About this task. Filter the data below, keeping only lines that contain "text".

[Records from a data source]
________
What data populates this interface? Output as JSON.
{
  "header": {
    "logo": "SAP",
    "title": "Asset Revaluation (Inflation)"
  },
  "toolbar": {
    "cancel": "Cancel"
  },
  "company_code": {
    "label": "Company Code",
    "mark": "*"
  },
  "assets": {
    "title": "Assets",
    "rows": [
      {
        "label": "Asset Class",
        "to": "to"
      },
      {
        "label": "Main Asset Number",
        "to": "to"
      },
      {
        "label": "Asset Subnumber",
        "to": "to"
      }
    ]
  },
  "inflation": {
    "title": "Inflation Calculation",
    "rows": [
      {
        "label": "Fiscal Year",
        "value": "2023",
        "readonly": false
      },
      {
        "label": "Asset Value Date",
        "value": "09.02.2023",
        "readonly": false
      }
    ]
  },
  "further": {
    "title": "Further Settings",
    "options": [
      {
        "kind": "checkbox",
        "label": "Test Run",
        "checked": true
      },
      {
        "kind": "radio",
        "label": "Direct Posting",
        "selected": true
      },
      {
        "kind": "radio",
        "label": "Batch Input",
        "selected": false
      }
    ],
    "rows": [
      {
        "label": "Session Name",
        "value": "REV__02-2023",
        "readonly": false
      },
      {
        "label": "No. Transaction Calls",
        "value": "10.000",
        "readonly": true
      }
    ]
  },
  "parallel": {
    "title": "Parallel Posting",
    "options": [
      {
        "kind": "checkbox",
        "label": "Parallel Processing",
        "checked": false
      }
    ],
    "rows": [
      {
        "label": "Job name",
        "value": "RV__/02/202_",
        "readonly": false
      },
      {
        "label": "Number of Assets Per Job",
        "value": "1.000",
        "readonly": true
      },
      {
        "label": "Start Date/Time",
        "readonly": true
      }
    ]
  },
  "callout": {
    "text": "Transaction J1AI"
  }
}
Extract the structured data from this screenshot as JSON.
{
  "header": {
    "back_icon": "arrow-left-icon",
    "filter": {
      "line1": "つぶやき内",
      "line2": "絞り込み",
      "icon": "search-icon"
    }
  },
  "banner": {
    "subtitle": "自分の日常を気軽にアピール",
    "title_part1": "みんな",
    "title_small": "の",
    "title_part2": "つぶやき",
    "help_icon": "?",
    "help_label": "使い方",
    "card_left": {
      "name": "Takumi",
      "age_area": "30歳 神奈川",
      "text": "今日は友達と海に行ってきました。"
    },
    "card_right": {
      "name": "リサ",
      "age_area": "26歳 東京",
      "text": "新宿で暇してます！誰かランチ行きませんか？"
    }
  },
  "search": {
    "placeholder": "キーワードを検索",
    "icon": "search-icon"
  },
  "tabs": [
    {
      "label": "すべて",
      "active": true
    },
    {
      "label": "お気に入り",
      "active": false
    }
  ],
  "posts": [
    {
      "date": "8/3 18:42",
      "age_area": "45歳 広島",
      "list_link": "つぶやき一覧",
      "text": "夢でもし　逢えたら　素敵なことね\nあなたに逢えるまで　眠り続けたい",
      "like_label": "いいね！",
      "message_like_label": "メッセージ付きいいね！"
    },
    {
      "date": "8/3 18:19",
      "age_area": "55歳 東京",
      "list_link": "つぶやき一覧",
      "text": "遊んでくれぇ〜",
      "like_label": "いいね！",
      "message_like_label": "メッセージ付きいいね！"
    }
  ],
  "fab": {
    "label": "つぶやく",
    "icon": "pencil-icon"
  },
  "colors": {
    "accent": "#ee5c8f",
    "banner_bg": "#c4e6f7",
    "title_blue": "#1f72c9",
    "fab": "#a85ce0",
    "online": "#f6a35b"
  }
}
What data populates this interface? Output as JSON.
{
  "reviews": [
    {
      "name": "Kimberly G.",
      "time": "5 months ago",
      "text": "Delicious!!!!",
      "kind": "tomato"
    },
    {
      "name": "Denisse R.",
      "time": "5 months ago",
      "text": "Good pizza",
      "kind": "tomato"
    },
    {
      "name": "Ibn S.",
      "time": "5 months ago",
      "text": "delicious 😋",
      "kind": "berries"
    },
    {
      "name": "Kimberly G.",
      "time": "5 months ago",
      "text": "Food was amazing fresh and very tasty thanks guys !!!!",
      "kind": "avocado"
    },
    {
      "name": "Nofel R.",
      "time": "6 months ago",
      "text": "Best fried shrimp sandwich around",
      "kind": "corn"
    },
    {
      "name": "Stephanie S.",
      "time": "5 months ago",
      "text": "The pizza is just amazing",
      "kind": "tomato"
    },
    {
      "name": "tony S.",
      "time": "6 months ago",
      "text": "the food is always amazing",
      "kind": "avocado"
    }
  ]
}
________
Written solution.
    "text": "Transaction J1AI"
      "text": "今日は友達と海に行ってきました。"
      "text": "新宿で暇してます！誰かランチ行きませんか？"
      "text": "夢でもし　逢えたら　素敵なことね\nあなたに逢えるまで　眠り続けたい",
      "text": "遊んでくれぇ〜",
      "text": "Delicious!!!!",
      "text": "Good pizza",
      "text": "delicious 😋",
      "text": "Food was amazing fresh and very tasty thanks guys !!!!",
      "text": "Best fried shrimp sandwich around",
      "text": "The pizza is just amazing",
      "text": "the food is always amazing",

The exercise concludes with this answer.